China media: 'Old friend' Park
State media welcome South Korean President Park Geun-hye as an "old friend" on her first state visit to China.
The Beijing News calls Ms Park the latest "old friend of the Chinese people" who broke the presidential convention of visiting Japan after the US. She chose to visit China ahead of Japan in her tour of important global destinations.
"With her keen interest in Chinese philosophy and her self-taught capacity for Mandarin, Republic of Korea President Park Geun-hye is set to charm China and bring the two countries even closer together," says the China Daily.
Ms Park is expected to give a speech in Mandarin at Beijing's Tsinghua University.
Wang Junsheng, a North Korea expert at the Chinese Academy of Social Sciences, a government think-tank, also tells the China Daily that the scale of Ms Park's business delegation to China is much bigger than the one she took to the US for her first state visit, which shows that she is trying to balance Seoul's relations with the US and China.
"During the crisis on the Korean Peninsula in the past few months, we think Park has handled it well. The Republic of Korea showed restraint, kept rational and enhanced coordination with China," Mr Wang said.
In a front-page commentary in the People's Daily Overseas Edition, Wang Yiwei, a professor of international relations at Beijing's Renmin University, says China and South Korea should "upgrade" and "reposition" relations by moving beyond the North Korean nuclear crisis and the US-South Korea alliance and signing a free trade agreement as soon as possible.
Prof Wang says Seoul must not "sit on the fence" by relying on China's economy and the US' military protection.
The official Xinhua news agency says Beijing and Seoul could make headway on tackling North Korea's nuclear programme and "breathe new life into stalled talks on the peninsula".
In other international news, The Beijing News and other media are shocked at three Chinese men and a woman, all in their 50s, being hacked to death by masked assailants in a supermarket on Monday in Port Moresby, Papua New Guinea, with one of them beheaded.
Reports by the official Xinhua News Agency of a "violent terrorist incident" in Turpan in eastern Xinjiang that killed 27 people was top news on many Chinese-language mainland news portals when the story broke on Wednesday. However, the story is missing on many news websites today.
"We strongly condemn this savage act of violent terror. 88% of the residents of Shanshan County in Turpan region are Uighurs and public order is good, but these thugs destroyed local social stability and also committed unpardonable heinous crimes. They are the enemies of the people of Xinjiang, and the enemies of the Uighurs of Xinjiang," the Global Times comments.

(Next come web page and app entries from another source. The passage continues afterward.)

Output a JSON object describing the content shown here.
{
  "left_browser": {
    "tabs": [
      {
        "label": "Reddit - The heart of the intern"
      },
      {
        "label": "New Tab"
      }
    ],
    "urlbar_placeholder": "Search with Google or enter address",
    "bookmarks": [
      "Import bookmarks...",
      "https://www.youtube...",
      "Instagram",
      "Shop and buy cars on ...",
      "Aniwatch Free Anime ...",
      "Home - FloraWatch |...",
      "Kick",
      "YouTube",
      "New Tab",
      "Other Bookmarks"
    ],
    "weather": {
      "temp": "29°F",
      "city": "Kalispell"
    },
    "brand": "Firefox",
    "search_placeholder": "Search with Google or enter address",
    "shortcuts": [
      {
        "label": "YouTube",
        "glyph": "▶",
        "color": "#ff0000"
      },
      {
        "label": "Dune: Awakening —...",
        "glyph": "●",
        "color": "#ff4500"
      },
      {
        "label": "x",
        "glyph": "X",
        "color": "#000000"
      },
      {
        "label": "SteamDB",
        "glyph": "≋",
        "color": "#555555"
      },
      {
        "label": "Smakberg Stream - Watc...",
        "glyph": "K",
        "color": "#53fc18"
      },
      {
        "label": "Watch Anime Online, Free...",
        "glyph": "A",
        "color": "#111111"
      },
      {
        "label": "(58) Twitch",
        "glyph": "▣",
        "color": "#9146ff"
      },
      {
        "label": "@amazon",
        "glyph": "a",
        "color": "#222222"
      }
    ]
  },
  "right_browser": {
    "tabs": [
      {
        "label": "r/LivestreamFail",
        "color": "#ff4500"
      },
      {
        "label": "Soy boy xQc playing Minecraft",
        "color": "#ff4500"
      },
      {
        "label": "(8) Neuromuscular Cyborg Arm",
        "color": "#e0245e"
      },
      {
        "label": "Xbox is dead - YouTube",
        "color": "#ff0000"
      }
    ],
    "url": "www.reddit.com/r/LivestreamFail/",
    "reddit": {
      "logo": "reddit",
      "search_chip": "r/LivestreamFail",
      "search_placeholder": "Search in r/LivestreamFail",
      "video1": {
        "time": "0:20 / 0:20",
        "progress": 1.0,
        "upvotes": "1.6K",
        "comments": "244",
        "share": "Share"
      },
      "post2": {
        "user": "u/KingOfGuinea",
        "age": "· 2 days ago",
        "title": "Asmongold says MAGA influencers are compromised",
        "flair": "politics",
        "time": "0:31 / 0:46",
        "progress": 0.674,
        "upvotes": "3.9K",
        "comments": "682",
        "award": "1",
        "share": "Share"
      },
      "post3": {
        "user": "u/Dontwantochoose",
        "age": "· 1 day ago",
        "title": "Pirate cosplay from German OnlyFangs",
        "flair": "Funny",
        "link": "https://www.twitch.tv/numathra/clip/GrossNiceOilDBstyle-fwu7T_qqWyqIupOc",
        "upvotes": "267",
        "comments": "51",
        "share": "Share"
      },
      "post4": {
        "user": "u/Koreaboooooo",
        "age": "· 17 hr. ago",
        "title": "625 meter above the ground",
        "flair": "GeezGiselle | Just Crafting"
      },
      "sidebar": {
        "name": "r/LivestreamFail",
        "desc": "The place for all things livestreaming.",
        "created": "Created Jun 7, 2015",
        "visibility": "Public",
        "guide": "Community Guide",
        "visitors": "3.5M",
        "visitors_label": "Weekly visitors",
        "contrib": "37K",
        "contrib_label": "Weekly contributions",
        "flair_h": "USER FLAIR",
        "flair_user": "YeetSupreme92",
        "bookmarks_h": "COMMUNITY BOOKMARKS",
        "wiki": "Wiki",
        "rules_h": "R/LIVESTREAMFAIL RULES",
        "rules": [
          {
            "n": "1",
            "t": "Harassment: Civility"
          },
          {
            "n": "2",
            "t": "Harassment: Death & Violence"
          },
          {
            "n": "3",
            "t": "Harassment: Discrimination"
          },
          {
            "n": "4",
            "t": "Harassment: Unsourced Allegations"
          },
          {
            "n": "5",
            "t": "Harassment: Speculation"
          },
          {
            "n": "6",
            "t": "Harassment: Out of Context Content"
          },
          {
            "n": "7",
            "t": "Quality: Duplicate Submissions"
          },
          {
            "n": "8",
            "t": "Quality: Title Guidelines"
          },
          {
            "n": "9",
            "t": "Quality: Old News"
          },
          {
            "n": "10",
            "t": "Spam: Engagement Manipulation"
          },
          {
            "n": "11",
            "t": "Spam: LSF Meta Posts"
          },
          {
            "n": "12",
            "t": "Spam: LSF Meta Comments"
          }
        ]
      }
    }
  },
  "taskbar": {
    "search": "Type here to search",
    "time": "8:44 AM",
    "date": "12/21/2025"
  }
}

Mainland media coverage of the violence is restricted largely to the English-language press.
The English-language China Daily says the incident is strikingly similar to a "terrorist attack" in April that left at least 21 people dead near Kashgar in the western part of Xinjiang and says possible links with "overseas terrorist cells" must be investigated.
Li Wei, an expert on anti-terrorism with the Chinese Institutes of Contemporary International Relations, a state security ministry-affiliated think-tank, tells the China Daily that "terrorists" have turned to eastern Xinjiang since security was strengthened in southern Xinjiang, where several similar attacks occurred in recent years.
Turning to Hong Kong, the South China Morning Post says a US Senate vote on Thursday over the city's bid for visa-free access to the US may be in jeopardy amid Washington's anger over the departure of US whistle-blower Edward Snowden.
"This 'visa waiver' which was supposed to be reciprocal has now become a means for the US to attack and retaliate. This matter is enough to prove that the US government is an out-and-out political rogue," the Ta Kung Pao, a Beijing-backed Hong Kong daily, comments.
The Wen Wei Po, a Beijing-backed Hong Kong newspaper, says China and Russia do not want the Snowden case to drag on and damage relations with the US when "cooperation and compromises are urgently needed" between the three countries on the Syrian war and other global affairs.
A South China Morning Post editorial says the Snowden case is an "isolated one" that must not be allowed to disrupt ties between Hong Kong and the US.